● **Task directions**:
Write out the records word for word, with no pictures.

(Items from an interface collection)

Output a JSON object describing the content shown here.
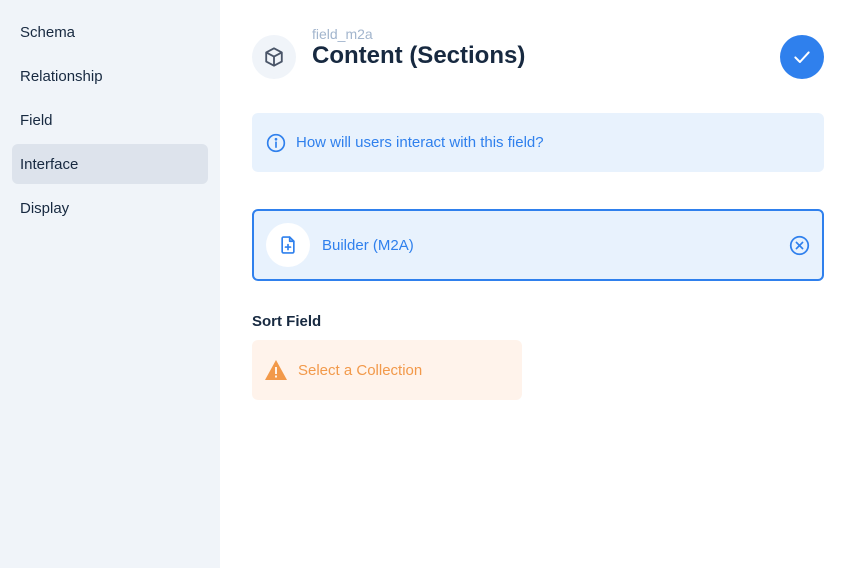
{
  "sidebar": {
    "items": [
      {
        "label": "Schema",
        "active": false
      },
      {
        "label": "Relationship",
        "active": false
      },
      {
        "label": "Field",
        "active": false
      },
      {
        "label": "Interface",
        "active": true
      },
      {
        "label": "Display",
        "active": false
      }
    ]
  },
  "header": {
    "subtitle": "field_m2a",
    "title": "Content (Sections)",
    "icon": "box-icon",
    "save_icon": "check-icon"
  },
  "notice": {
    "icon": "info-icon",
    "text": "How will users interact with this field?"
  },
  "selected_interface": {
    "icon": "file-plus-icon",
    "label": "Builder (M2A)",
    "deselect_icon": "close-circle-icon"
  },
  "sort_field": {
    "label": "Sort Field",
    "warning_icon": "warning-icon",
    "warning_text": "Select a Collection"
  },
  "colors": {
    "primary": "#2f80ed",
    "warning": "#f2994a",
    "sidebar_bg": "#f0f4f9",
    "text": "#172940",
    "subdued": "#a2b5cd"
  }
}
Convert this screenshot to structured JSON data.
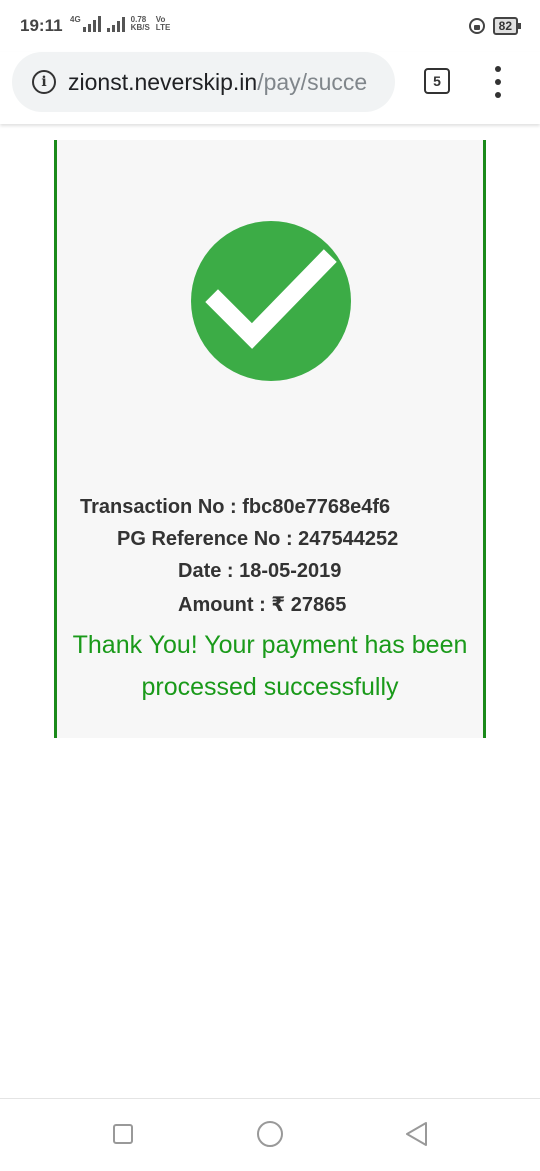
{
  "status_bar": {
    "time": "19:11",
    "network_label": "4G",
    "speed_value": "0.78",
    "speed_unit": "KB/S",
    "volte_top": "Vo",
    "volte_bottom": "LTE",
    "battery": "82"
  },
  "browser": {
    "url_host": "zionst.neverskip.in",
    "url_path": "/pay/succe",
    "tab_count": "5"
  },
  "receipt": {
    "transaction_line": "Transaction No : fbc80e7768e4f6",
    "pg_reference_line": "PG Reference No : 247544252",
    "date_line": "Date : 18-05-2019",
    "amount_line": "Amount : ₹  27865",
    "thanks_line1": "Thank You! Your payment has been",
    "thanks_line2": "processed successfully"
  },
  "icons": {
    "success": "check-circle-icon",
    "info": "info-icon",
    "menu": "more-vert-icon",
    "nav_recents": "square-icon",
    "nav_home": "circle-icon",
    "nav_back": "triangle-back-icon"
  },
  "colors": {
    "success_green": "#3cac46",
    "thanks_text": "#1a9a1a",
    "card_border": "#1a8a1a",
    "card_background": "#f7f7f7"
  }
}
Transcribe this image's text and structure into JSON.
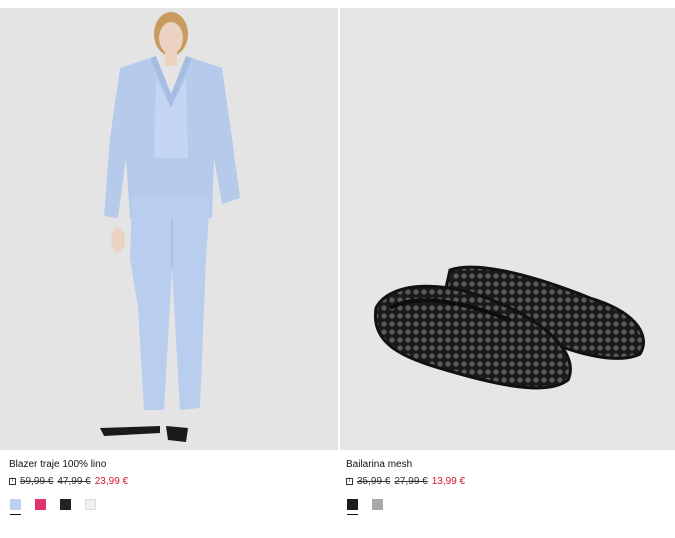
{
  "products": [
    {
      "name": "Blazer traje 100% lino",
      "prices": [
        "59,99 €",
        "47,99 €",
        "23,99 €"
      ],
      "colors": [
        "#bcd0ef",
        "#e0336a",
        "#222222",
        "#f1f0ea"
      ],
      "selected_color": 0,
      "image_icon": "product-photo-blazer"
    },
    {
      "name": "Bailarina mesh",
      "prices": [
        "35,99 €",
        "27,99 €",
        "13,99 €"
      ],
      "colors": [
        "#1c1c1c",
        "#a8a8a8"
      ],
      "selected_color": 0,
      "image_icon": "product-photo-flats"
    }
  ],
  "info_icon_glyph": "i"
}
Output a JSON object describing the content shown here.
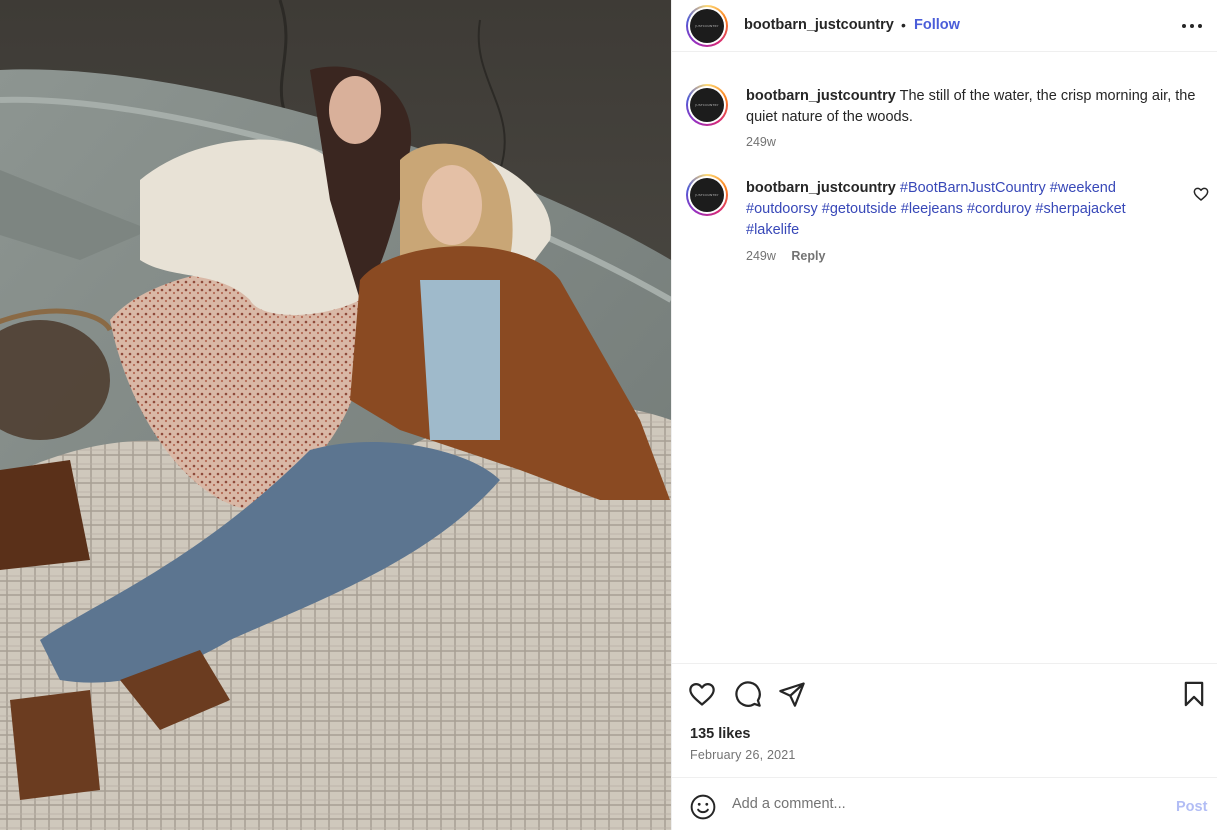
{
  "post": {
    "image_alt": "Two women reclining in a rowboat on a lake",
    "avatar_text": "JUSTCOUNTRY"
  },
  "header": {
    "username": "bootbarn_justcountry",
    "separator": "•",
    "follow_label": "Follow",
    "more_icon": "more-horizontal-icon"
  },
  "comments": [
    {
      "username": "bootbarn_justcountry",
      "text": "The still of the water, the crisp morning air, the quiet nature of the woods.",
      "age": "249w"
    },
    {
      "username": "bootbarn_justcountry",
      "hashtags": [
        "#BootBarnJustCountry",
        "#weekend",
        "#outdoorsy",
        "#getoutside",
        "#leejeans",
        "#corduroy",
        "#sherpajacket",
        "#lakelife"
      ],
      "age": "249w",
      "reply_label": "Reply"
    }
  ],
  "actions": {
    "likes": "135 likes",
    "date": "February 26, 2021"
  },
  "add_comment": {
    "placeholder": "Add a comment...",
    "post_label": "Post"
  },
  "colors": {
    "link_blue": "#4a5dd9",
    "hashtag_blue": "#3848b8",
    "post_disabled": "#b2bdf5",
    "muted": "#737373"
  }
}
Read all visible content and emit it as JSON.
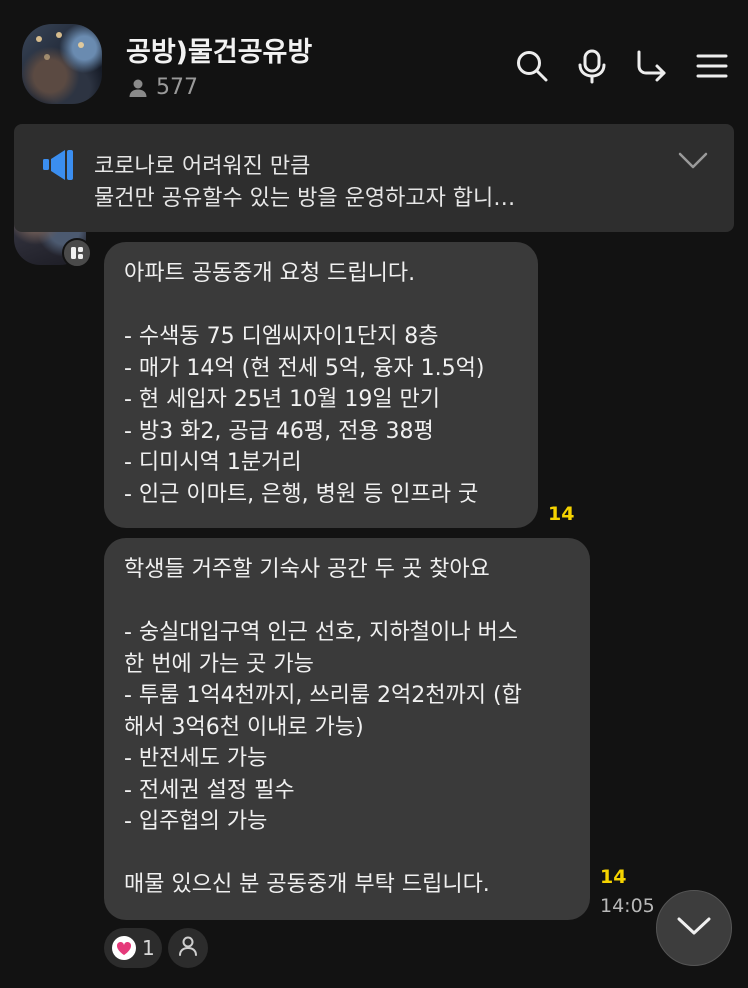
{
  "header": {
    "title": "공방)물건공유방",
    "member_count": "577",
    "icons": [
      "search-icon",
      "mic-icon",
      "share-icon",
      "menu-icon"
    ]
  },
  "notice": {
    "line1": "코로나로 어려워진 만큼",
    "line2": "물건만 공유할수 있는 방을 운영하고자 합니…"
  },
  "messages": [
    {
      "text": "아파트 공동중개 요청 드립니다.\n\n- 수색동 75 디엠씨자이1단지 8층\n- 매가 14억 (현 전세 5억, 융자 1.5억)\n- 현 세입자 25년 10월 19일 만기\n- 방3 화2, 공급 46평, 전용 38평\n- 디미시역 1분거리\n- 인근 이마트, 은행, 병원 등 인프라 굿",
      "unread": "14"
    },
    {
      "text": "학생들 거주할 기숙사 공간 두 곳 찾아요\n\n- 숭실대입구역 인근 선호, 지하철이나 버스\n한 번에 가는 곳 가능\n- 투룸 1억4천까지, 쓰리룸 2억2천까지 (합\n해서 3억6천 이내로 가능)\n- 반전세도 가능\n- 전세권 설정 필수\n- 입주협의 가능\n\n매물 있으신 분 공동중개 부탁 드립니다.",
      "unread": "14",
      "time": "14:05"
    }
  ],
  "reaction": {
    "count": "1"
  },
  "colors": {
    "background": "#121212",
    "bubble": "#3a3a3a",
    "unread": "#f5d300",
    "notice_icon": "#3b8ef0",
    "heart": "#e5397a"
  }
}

● **Answer to this task**:
Output a JSON object describing the content shown here.
{
  "sidebar": {
    "items": [
      {
        "label": "Schema",
        "active": false
      },
      {
        "label": "Relationship",
        "active": false
      },
      {
        "label": "Field",
        "active": false
      },
      {
        "label": "Interface",
        "active": true
      },
      {
        "label": "Display",
        "active": false
      }
    ]
  },
  "header": {
    "subtitle": "field_m2a",
    "title": "Content (Sections)",
    "icon": "box-icon",
    "save_icon": "check-icon"
  },
  "notice": {
    "icon": "info-icon",
    "text": "How will users interact with this field?"
  },
  "selected_interface": {
    "icon": "file-plus-icon",
    "label": "Builder (M2A)",
    "deselect_icon": "close-circle-icon"
  },
  "sort_field": {
    "label": "Sort Field",
    "warning_icon": "warning-icon",
    "warning_text": "Select a Collection"
  },
  "colors": {
    "primary": "#2f80ed",
    "warning": "#f2994a",
    "sidebar_bg": "#f0f4f9",
    "text": "#172940",
    "subdued": "#a2b5cd"
  }
}
Convert this screenshot to structured JSON data.
{
  "status_bar": {
    "time": "19:11",
    "network_label": "4G",
    "speed_value": "0.78",
    "speed_unit": "KB/S",
    "volte_top": "Vo",
    "volte_bottom": "LTE",
    "battery": "82"
  },
  "browser": {
    "url_host": "zionst.neverskip.in",
    "url_path": "/pay/succe",
    "tab_count": "5"
  },
  "receipt": {
    "transaction_line": "Transaction No : fbc80e7768e4f6",
    "pg_reference_line": "PG Reference No : 247544252",
    "date_line": "Date : 18-05-2019",
    "amount_line": "Amount : ₹  27865",
    "thanks_line1": "Thank You! Your payment has been",
    "thanks_line2": "processed successfully"
  },
  "icons": {
    "success": "check-circle-icon",
    "info": "info-icon",
    "menu": "more-vert-icon",
    "nav_recents": "square-icon",
    "nav_home": "circle-icon",
    "nav_back": "triangle-back-icon"
  },
  "colors": {
    "success_green": "#3cac46",
    "thanks_text": "#1a9a1a",
    "card_border": "#1a8a1a",
    "card_background": "#f7f7f7"
  }
}
Transcribe this image's text and structure into JSON.
{
  "products": [
    {
      "name": "Blazer traje 100% lino",
      "prices": [
        "59,99 €",
        "47,99 €",
        "23,99 €"
      ],
      "colors": [
        "#bcd0ef",
        "#e0336a",
        "#222222",
        "#f1f0ea"
      ],
      "selected_color": 0,
      "image_icon": "product-photo-blazer"
    },
    {
      "name": "Bailarina mesh",
      "prices": [
        "35,99 €",
        "27,99 €",
        "13,99 €"
      ],
      "colors": [
        "#1c1c1c",
        "#a8a8a8"
      ],
      "selected_color": 0,
      "image_icon": "product-photo-flats"
    }
  ],
  "info_icon_glyph": "i"
}
Output a JSON object describing the content shown here.
{
  "post": {
    "image_alt": "Two women reclining in a rowboat on a lake",
    "avatar_text": "JUSTCOUNTRY"
  },
  "header": {
    "username": "bootbarn_justcountry",
    "separator": "•",
    "follow_label": "Follow",
    "more_icon": "more-horizontal-icon"
  },
  "comments": [
    {
      "username": "bootbarn_justcountry",
      "text": "The still of the water, the crisp morning air, the quiet nature of the woods.",
      "age": "249w"
    },
    {
      "username": "bootbarn_justcountry",
      "hashtags": [
        "#BootBarnJustCountry",
        "#weekend",
        "#outdoorsy",
        "#getoutside",
        "#leejeans",
        "#corduroy",
        "#sherpajacket",
        "#lakelife"
      ],
      "age": "249w",
      "reply_label": "Reply"
    }
  ],
  "actions": {
    "likes": "135 likes",
    "date": "February 26, 2021"
  },
  "add_comment": {
    "placeholder": "Add a comment...",
    "post_label": "Post"
  },
  "colors": {
    "link_blue": "#4a5dd9",
    "hashtag_blue": "#3848b8",
    "post_disabled": "#b2bdf5",
    "muted": "#737373"
  }
}
Read all visible content and emit it as JSON.
{
  "header": {
    "title": "공방)물건공유방",
    "member_count": "577",
    "icons": [
      "search-icon",
      "mic-icon",
      "share-icon",
      "menu-icon"
    ]
  },
  "notice": {
    "line1": "코로나로 어려워진 만큼",
    "line2": "물건만 공유할수 있는 방을 운영하고자 합니…"
  },
  "messages": [
    {
      "text": "아파트 공동중개 요청 드립니다.\n\n- 수색동 75 디엠씨자이1단지 8층\n- 매가 14억 (현 전세 5억, 융자 1.5억)\n- 현 세입자 25년 10월 19일 만기\n- 방3 화2, 공급 46평, 전용 38평\n- 디미시역 1분거리\n- 인근 이마트, 은행, 병원 등 인프라 굿",
      "unread": "14"
    },
    {
      "text": "학생들 거주할 기숙사 공간 두 곳 찾아요\n\n- 숭실대입구역 인근 선호, 지하철이나 버스\n한 번에 가는 곳 가능\n- 투룸 1억4천까지, 쓰리룸 2억2천까지 (합\n해서 3억6천 이내로 가능)\n- 반전세도 가능\n- 전세권 설정 필수\n- 입주협의 가능\n\n매물 있으신 분 공동중개 부탁 드립니다.",
      "unread": "14",
      "time": "14:05"
    }
  ],
  "reaction": {
    "count": "1"
  },
  "colors": {
    "background": "#121212",
    "bubble": "#3a3a3a",
    "unread": "#f5d300",
    "notice_icon": "#3b8ef0",
    "heart": "#e5397a"
  }
}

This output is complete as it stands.